In May 2007 Channel 4's Time Team came to the hamlet of Allasdale to investigate the exposed remains of Bronze Age burials and Iron Age roundhouses in sand dunes that had been previously uncovered by storms. The programme was broadcast on 20 January 2008.
The Dualchas Heritage and Cultural Centre is located in Castlebay, next to Castlebay Community School. It has various exhibitions annually, and is open throughout the year.
Barra's tiny airport, near Northbay, uses the beach called An Tràigh Mhòr (English: The Big Beach) as a runway. Planes can only land and take off at low tide, so the timetable varies. Voted the world's most stunning landing spot, Barra's airport is the only airport in the world to have scheduled flights landing on a beach.
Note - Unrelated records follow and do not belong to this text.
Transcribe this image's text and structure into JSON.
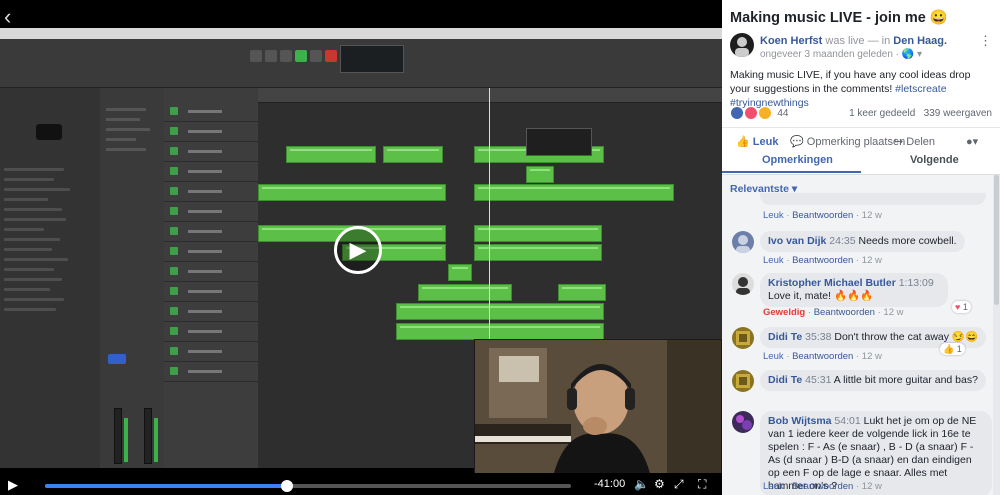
{
  "player": {
    "back_glyph": "‹",
    "time_remaining": "-41:00",
    "progress": 0.46,
    "play_glyph": "▶",
    "controls": [
      "play-icon",
      "volume-icon",
      "settings-icon",
      "fullscreen-icon",
      "expand-icon"
    ]
  },
  "post": {
    "title": "Making music LIVE - join me 😀",
    "author": "Koen Herfst",
    "was_live": "was live —",
    "in_word": "in",
    "location": "Den Haag.",
    "time": "ongeveer 3 maanden geleden · 🌎 ▾",
    "description": "Making music LIVE, if you have any cool ideas drop your suggestions in the comments!",
    "hashtags": "#letscreate #tryingnewthings",
    "reaction_count": "44",
    "shares": "1 keer gedeeld",
    "views": "339 weergaven",
    "actions": {
      "like": "Leuk",
      "comment": "Opmerking plaatsen",
      "share": "Delen"
    },
    "tabs": {
      "comments": "Opmerkingen",
      "following": "Volgende"
    },
    "sort_label": "Relevantste ▾"
  },
  "comments": [
    {
      "meta_like": "Leuk",
      "reply": "Beantwoorden",
      "age": "12 w"
    },
    {
      "name": "Ivo van Dijk",
      "ts": "24:35",
      "text": "Needs more cowbell.",
      "meta_like": "Leuk",
      "reply": "Beantwoorden",
      "age": "12 w"
    },
    {
      "name": "Kristopher Michael Butler",
      "ts": "1:13:09",
      "text": "Love it, mate! 🔥🔥🔥",
      "meta_like": "Geweldig",
      "reply": "Beantwoorden",
      "age": "12 w",
      "react_count": "1"
    },
    {
      "name": "Didi Te",
      "ts": "35:38",
      "text": "Don't throw the cat away 😏😄",
      "meta_like": "Leuk",
      "reply": "Beantwoorden",
      "age": "12 w",
      "react_count": "1"
    },
    {
      "name": "Didi Te",
      "ts": "45:31",
      "text": "A little bit more guitar and bas?"
    },
    {
      "name": "Bob Wijtsma",
      "ts": "54:01",
      "text": "Lukt het je om op de NE van 1 iedere keer de volgende lick in 16e te spelen : F - As (e snaar) , B - D (a snaar) F - As (d snaar ) B-D (a snaar) en dan eindigen op een F op de lage e snaar. Alles met hammer on's ?",
      "meta_like": "Leuk",
      "reply": "Beantwoorden",
      "age": "12 w"
    }
  ],
  "colors": {
    "facebook_blue": "#4267b2",
    "link_blue": "#365899",
    "region_green": "#5cbf47",
    "progress_blue": "#3b82f6"
  }
}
The aircraft currently in operation on Barra is the de Havilland Canada DHC-6 Twin Otter, flown by Loganair on services to Glasgow. There are usually flights every day of the week in the summer. The beach is also a source of cockles.
Ferries to Oban, Lochboisdale, Tiree and Eriskay are run by Caledonian MacBrayne. Castlebay is the main port from which ferries sail to Oban on the Scottish mainland, Tiree and Lochboisdale (Loch Baghasdail) in South Uist. The mainland crossing takes about 5 hours. A vehicular ferry travels between Ardmore (An Àird Mhòr) and Ceann a' Gharaidh in Eriskay (Èirisgeigh). The crossing takes around 40 minutes.
Industry and tourism
The fish factory, Barratlantic, in Northbay is a major contributor to the island's economy and the Hebridean Toffee Factory in Castlebay is one of the few manufacturers on Barra.
Tourism provides the main income for the majority of islanders; the high season lasts from May to September. Thousands of people visit the island every year, the busiest times being during Fèis Bharraigh & BarraFest in July. In 2010 camping on the machair at the airport was banned due to erosion; this prompted crofters to provide areas on their crofts for visiting tourists. Boat trips to the neighbouring island of Mingulay are available during the summer season, and island-hopping plane trips are also available.
A distillery is planned to be built in Borve, on the west side of the island. The Isle of Barra Distillery (trading as Uisge Beatha nan Eilean Ltd) has now installed four Proven 6 kW wind turbines next to the reservoir Loch Uisge, which originally supplied the drinking water to Castlebay. It is proposed that as much as possible of the necessary resources to produce the whisky should come from Barra or the surrounding islands, with only the bare minimum necessary being imported from outside the island's economy.
Coimhearsachd Bharraigh agus Bhatarsaigh
Coimhearsachd Bharraidh agus Bhatarsaidh (Barra and Vatersay Community) Ltd is a community-owned company whose aim is to support community development on Barra and Vatersay. The company is managed by a volunteer board of directors drawn from the membership. Membership ofin the Company is open to residents of the two islands whose names appear on the voting register.
The company's latest project is a 900 kW Enercon E-44 wind turbine being installed at Gòb Sgùrabhal, on the most north westerly point of the Isle of Barra, and early indications are that the wind resource will make this one of the most productive 900 kW turbines in Western Europe.
Barra Facts for Kids. Kiddle Encyclopedia.